Objectives: The goal of this analysis was to determine the appropriate biventricular pacing target in patients with heart failure (HF).
Background: Cardiac resynchronization therapy (CRT) decreases the risk of death and HF hospitalization. However, the appropriate amount of biventricular pacing is ill-defined.
Methods: Mortality and HF hospitalization data from patients undergoing CRT in 2 trials (CRT RENEWAL [Cardiac Resynchronization Therapy Registry Evaluating Patient Response with RENEWAL Family Devices] and REFLEx [ENDOTAK RELIANCE G Evaluation of Handling and Electrical Performance Study]; n = 1,812) were analyzed in a post-hoc fashion. Subjects were grouped based on percent biventricular pacing quartiles with the use of Kaplan-Meier survival analysis.

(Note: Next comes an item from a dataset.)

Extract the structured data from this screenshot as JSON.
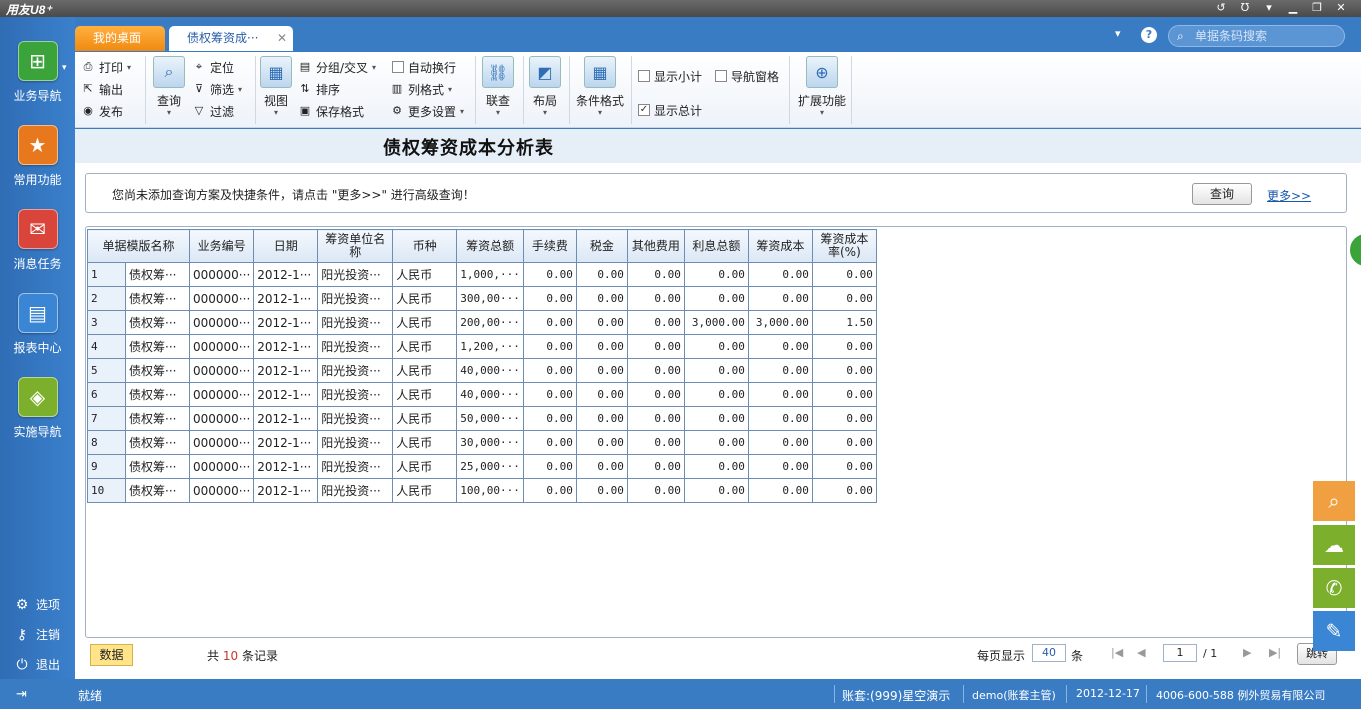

Results: Subjects were age 72 +/- 11 years; 72% were men and 67% had coronary artery disease. Subjects paced 93% to 100% (quartiles 2 to 4) had a 44% reduction in hazard of an event compared with subjects paced 0% to 92% (quartile 1; hazard ratio [HR]: 0.56, p < 0.00001). Subjects paced 98% to 99% (quartile 3) had similar outcomes as subjects paced 93% to 97% (quartile 2; HR: 0.97, p = 0.82). Subjects paced 100% (quartile 4) had similar outcomes as subjects paced 98% to 99% (HR: 0.78, p = 0.17). There was a significant interaction between a history of atrial arrhythmia and percent pacing. Subjects with a history of atrial arrhythmia were more likely to be paced < or =92% (p < 0.001).
Conclusions: For CRT patients in this retrospective analysis, the greatest magnitude of benefit was observed with >92% biventricular pacing.